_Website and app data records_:
_ _ _ _ _
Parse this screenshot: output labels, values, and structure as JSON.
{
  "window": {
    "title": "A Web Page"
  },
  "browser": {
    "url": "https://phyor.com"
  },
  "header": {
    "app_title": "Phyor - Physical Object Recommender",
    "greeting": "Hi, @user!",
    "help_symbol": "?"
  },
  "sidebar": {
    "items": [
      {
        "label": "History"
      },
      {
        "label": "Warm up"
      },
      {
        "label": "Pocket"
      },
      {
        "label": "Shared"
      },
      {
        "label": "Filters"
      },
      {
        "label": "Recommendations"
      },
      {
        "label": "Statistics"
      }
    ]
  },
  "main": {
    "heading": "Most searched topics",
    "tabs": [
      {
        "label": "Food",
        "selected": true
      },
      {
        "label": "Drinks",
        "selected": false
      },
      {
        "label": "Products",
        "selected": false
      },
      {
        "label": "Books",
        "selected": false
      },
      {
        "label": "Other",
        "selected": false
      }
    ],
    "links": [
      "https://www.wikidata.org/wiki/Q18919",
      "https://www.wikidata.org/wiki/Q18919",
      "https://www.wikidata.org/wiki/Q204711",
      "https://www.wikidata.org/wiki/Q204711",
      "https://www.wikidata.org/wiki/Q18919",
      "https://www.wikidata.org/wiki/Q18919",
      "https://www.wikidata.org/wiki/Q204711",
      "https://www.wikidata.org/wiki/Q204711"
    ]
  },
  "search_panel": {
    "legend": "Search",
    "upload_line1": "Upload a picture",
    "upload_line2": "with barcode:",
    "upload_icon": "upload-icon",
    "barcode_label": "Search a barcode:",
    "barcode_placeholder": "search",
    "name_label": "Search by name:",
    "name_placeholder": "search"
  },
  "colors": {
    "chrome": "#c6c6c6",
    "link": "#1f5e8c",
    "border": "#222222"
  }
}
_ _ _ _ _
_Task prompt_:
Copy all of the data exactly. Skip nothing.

_Solution to the exercise_:
Parse this screenshot: output labels, values, and structure as JSON.
{
  "window": {
    "title": "A Web Page"
  },
  "browser": {
    "url": "https://phyor.com"
  },
  "header": {
    "app_title": "Phyor - Physical Object Recommender",
    "greeting": "Hi, @user!",
    "help_symbol": "?"
  },
  "sidebar": {
    "items": [
      {
        "label": "History"
      },
      {
        "label": "Warm up"
      },
      {
        "label": "Pocket"
      },
      {
        "label": "Shared"
      },
      {
        "label": "Filters"
      },
      {
        "label": "Recommendations"
      },
      {
        "label": "Statistics"
      }
    ]
  },
  "main": {
    "heading": "Most searched topics",
    "tabs": [
      {
        "label": "Food",
        "selected": true
      },
      {
        "label": "Drinks",
        "selected": false
      },
      {
        "label": "Products",
        "selected": false
      },
      {
        "label": "Books",
        "selected": false
      },
      {
        "label": "Other",
        "selected": false
      }
    ],
    "links": [
      "https://www.wikidata.org/wiki/Q18919",
      "https://www.wikidata.org/wiki/Q18919",
      "https://www.wikidata.org/wiki/Q204711",
      "https://www.wikidata.org/wiki/Q204711",
      "https://www.wikidata.org/wiki/Q18919",
      "https://www.wikidata.org/wiki/Q18919",
      "https://www.wikidata.org/wiki/Q204711",
      "https://www.wikidata.org/wiki/Q204711"
    ]
  },
  "search_panel": {
    "legend": "Search",
    "upload_line1": "Upload a picture",
    "upload_line2": "with barcode:",
    "upload_icon": "upload-icon",
    "barcode_label": "Search a barcode:",
    "barcode_placeholder": "search",
    "name_label": "Search by name:",
    "name_placeholder": "search"
  },
  "colors": {
    "chrome": "#c6c6c6",
    "link": "#1f5e8c",
    "border": "#222222"
  }
}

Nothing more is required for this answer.